The A in mean men is not a permanent quality. Beneath it are the natural, lifelong and life-sustaining qualities of affection, appreciation, affirmation, acceptance and assertiveness. In short, other A-list qualities are far more natural to male members of society than aggression ever is. Aggression is artificial, not at all natural to men. Let’s no longer ask men to be unnaturally aggressive and instead encourage and allow them to be comfortable with being assertive and other A-list qualities. Let’s affirm men as expresses of God’s affection and appreciation and stop insisting that they be expressions of God’s anger.
Anger is not even an A-list quality of God. If we are willing to listen to Jesus who said, “He who has seen me has seen the Father,” we’ll realize that God is not angry with us and we need not be angry with or aggressive towards ourselves or each other. We are not sinners in the hands of an angry God or in the hands of anyone else who feels angry. We are innocent children of God whom an artificially oriented modern society born of centuries of mistaken ideas has wronged by insisting that we feel guilty and ashamed of ourselves for our best qualities. In God’s eyes, we have nothing to be guilty or ashamed of. We have made the mistake of believing those who do not speak for God’s heart and do not know God’s true mind towards us.
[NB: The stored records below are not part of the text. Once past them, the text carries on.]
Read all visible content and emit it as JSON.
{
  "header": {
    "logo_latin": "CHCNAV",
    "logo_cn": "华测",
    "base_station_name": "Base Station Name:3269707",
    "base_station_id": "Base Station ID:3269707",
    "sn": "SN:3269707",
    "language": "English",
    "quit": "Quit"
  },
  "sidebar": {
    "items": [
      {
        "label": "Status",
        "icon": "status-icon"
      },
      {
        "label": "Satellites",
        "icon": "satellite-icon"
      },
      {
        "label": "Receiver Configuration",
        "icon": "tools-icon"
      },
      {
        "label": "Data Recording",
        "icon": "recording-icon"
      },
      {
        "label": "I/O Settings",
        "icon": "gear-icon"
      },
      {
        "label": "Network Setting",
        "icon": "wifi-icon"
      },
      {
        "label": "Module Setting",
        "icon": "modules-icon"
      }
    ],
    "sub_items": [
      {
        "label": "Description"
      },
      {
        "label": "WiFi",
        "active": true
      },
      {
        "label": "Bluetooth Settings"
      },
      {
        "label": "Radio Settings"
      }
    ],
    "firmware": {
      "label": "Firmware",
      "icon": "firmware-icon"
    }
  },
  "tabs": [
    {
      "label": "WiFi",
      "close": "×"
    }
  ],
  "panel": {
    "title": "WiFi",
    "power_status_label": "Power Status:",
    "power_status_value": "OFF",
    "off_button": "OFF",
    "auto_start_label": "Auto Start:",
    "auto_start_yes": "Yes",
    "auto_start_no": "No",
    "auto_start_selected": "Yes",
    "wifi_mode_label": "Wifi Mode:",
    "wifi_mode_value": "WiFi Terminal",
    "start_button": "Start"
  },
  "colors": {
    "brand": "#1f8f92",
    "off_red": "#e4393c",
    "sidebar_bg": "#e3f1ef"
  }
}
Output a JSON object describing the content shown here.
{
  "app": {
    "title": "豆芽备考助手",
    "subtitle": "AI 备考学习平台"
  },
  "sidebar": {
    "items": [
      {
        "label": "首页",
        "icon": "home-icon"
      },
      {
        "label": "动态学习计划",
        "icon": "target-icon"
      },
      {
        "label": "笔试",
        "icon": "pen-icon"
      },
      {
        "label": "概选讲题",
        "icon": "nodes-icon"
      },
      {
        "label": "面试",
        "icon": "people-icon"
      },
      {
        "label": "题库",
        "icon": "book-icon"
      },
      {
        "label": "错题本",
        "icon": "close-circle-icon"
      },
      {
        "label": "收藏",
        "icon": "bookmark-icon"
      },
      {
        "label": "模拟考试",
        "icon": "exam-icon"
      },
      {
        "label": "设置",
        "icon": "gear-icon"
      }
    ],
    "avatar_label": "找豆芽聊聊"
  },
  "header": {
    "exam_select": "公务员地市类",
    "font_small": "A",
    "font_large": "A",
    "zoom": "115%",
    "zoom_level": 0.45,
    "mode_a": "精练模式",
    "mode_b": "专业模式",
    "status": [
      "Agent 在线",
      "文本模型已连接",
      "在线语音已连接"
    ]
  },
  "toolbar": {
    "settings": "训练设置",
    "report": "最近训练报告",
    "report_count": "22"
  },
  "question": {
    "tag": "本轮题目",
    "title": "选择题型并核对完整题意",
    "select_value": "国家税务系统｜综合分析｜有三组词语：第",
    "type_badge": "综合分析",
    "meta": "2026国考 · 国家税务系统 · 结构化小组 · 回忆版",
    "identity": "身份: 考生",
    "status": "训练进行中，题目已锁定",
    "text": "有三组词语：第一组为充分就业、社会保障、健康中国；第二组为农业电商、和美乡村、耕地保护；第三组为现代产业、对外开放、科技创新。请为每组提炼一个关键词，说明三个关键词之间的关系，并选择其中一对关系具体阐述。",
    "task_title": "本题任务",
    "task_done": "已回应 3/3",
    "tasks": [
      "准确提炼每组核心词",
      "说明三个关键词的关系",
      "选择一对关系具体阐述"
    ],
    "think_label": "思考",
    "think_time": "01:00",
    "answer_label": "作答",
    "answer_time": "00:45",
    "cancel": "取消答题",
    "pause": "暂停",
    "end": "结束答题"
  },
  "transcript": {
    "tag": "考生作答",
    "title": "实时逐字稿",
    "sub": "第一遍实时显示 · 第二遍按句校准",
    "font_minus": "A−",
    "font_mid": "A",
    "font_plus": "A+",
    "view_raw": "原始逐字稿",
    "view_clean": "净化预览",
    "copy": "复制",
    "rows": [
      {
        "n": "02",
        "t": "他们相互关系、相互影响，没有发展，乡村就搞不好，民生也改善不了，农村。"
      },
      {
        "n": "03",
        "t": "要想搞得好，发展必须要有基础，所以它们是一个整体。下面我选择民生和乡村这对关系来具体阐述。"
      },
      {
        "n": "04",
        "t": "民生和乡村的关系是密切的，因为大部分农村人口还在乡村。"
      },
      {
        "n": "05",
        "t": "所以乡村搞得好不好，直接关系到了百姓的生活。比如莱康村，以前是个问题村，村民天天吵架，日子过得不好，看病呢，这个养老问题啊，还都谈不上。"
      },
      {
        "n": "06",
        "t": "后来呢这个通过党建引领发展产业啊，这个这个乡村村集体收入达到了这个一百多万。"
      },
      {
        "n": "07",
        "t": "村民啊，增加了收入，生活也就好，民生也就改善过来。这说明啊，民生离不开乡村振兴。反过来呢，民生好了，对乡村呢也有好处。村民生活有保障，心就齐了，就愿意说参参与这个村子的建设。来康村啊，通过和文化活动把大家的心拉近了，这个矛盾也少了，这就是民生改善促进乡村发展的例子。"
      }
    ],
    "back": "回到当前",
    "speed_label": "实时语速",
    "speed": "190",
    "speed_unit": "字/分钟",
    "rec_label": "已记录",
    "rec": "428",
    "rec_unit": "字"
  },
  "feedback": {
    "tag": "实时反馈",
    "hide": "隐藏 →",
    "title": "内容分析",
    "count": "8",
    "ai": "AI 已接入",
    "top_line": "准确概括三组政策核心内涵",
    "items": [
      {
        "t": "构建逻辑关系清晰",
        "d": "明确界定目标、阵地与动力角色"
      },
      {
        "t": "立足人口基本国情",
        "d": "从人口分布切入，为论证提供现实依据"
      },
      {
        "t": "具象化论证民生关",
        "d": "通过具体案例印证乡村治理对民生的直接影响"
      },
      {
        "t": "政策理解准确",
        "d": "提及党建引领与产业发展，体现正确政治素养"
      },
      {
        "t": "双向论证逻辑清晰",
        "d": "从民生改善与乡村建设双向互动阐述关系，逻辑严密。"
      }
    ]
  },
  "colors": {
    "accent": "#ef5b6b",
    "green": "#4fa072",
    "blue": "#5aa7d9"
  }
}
Jesus spoke and speaks for God. Other kind, gentle, nurturing and courageous males and females who are wholeheartedly committed to the welfare of all humanity have pointed us towards the authentic nature of God too. Those who have known God intimately have gently tried to redirect our attention to the qualities of God too often overlooked when we feel afraid and want God to protect us from harm. We expect God to use force and be aggressive on our behalf as we expect larger-bodied humans to do. In that manner, we have tried to reduce God to the limitations of physically expressed humans. God is bigger and more powerful than that even while remaining totally nurturing, accepting, affirming and actively in favor of each of us.
© Art Nicol 2015